### Task goal
In the lines below, look for "envelope". Copy each line where it appears.

### Provided data
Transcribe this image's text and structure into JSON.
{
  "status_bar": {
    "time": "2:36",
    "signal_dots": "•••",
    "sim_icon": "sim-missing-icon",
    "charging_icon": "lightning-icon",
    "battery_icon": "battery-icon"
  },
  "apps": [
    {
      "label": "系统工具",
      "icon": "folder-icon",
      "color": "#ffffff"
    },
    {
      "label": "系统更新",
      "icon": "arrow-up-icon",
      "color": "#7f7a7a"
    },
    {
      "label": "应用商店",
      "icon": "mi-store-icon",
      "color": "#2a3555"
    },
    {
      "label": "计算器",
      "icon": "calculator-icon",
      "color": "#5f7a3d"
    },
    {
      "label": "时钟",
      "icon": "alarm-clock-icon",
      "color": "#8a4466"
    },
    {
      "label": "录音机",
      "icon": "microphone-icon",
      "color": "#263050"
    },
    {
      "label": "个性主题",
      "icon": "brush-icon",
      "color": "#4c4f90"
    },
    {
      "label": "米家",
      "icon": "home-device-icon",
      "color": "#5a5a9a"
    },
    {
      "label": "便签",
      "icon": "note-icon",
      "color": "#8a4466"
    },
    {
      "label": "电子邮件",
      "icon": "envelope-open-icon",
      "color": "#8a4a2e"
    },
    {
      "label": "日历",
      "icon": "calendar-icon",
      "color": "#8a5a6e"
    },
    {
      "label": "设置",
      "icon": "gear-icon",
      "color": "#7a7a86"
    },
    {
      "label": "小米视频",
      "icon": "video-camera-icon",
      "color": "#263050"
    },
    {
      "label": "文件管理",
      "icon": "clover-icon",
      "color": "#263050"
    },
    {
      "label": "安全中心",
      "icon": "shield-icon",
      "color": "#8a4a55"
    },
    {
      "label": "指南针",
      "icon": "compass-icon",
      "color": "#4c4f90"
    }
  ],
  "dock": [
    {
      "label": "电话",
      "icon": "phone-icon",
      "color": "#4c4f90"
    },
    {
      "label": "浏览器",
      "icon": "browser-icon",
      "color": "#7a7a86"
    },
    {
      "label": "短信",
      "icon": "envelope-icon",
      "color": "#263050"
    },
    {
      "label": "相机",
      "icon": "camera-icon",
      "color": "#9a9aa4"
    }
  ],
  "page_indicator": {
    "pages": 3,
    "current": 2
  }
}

### Reply
      "icon": "envelope-open-icon",
      "icon": "envelope-icon",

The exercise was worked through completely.